A review of new rules for sexual abuse counselling has come too late to save a South Auckland mother who died four days after her claim for ACC-funded counselling was rejected.
Counselling Services Centre manager Emma Castle said the mother-of-three's claim for counselling for sexual abuse she had suffered as a child was rejected by ACC two months ago on the grounds that she had not suffered "a significant mental injury".
"The counsellor who submitted the claim made it very clear that sexual abuse was the reason why she had suicidal ideation and was self-harming," Ms Castle said. "It took them six months to make that decision.
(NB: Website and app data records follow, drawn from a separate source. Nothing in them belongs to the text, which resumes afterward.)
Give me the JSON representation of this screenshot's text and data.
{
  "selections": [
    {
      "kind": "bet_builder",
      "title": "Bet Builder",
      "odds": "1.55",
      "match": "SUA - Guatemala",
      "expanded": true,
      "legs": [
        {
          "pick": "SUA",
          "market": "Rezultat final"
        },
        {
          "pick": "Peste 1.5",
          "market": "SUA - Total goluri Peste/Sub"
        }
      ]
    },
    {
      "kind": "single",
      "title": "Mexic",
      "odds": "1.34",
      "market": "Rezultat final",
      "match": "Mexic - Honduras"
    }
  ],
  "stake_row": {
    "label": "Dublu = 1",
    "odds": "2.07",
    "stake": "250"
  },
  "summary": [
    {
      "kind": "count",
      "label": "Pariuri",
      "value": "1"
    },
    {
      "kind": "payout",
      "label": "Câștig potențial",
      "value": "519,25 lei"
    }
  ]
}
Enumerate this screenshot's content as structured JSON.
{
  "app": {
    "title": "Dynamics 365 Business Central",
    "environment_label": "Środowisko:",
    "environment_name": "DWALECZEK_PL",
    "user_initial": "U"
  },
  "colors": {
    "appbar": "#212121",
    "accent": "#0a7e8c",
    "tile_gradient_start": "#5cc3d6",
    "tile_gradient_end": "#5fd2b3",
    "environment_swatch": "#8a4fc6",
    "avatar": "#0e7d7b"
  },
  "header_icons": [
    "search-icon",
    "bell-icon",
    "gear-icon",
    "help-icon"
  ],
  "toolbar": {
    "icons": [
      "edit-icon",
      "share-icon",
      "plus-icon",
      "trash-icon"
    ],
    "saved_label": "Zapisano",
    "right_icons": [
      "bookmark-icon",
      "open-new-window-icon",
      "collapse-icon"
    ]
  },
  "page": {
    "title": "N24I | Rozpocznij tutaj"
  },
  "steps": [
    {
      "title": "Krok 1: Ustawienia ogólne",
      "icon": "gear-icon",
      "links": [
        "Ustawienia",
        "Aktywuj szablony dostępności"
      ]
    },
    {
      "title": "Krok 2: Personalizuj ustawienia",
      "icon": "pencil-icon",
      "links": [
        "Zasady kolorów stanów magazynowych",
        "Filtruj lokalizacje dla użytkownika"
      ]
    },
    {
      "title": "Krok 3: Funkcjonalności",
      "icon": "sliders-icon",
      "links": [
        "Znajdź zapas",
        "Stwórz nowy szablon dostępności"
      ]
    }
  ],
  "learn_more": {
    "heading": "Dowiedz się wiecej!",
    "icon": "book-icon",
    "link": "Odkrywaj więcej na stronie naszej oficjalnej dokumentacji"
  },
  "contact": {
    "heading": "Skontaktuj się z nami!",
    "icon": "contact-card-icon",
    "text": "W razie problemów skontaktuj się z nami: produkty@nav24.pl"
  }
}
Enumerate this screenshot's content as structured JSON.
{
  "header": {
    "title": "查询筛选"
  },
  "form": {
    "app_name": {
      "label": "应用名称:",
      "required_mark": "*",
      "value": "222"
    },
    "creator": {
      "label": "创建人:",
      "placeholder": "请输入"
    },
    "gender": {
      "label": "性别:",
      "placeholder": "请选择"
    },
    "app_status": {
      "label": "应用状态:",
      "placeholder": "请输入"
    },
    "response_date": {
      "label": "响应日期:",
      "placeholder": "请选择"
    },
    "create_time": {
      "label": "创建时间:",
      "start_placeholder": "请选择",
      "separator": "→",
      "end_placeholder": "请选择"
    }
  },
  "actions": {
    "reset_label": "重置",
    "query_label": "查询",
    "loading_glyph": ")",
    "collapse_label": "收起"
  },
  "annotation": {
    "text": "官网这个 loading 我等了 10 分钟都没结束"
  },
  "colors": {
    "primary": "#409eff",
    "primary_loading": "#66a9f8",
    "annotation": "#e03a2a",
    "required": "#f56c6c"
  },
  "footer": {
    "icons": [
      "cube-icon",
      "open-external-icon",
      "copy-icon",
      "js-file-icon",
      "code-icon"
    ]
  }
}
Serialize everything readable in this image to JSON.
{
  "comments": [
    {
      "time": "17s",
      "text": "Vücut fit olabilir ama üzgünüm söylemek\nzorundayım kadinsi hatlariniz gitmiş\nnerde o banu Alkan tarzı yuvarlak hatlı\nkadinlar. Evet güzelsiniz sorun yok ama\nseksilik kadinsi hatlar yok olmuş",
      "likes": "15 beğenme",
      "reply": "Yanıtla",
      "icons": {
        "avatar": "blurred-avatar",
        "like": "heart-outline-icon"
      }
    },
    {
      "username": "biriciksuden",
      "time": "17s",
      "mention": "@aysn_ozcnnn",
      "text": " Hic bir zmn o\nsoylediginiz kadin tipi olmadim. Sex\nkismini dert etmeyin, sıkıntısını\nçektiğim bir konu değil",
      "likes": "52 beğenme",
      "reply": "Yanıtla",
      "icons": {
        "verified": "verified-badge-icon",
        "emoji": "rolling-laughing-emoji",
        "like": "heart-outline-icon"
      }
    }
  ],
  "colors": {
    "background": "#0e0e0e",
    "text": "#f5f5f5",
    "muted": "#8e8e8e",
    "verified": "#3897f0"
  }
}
Four days after receiving notification that the ACC claim was denied, the client passed away."
The new rules provide ACC-subsidised counselling only for victims with a diagnosed mental condition caused by sexual abuse, and generally only for up to 16 weeks before a further review.
ACC Minister Nick Smith announced yesterday that the rules would be reviewed by a four-person panel chaired by former Mental Health Commissioner Dr Barbara Disley.
The other panel members are Auckland University psychiatrist Professor Graham Mellsop, Ruth Herbert of the lobby group Roundtable on Violence Against Women and psychologist Clive Banks of Porirua Maori mental health agency Rangataua Mauriora.
The co-chair of the national sexual violence network, Dr Kim McGregor, said the team did not include anyone who worked day to day with survivors of sexual violence.
The network had nominated Louise Nicholas, a high-profile survivor who is now an advocate with Rape Prevention Education, alongside psychologists Nicola Gavey and Fred Seymour, High Court Judge Ailsa Duffy and Maori lawyer Moana Jackson.
"None of our specialist experts that work day to day with survivors of sexual violence, and have done for decades, have been chosen to be part of this review," Dr McGregor said.
She said the rules had caused a virtual "collapse" of sexual abuse counselling, with cases approved by ACC down from 472 in the first two months of last year to just 32 in the same period this year.
The Association of Counsellors' representative on the ACC's sensitive claims advisory group, Elayne Johnston, said a 15-year-old girl who was raped over Christmas had still not received counselling because ACC required her to be assessed by a psychologist to see whether she had suffered a "mental injury".
Dr McGregor said almost all of the 600 to 700 private counsellors who were registered for ACC-funded work had stopped taking applicants for ACC subsidies since the new rules took effect because of an ethical objection to labelling assault victims as mentally ill.
Survivors were now going to rape crisis agencies instead, but the agencies could not cope because they had also lost funding.
The review panel has been asked to identify any changes required to "ensure that ACC is delivering timely decision-making and services to clients with a mental injury caused by sexual assault or sexual abuse".
It is due to report to Dr Smith by July 31.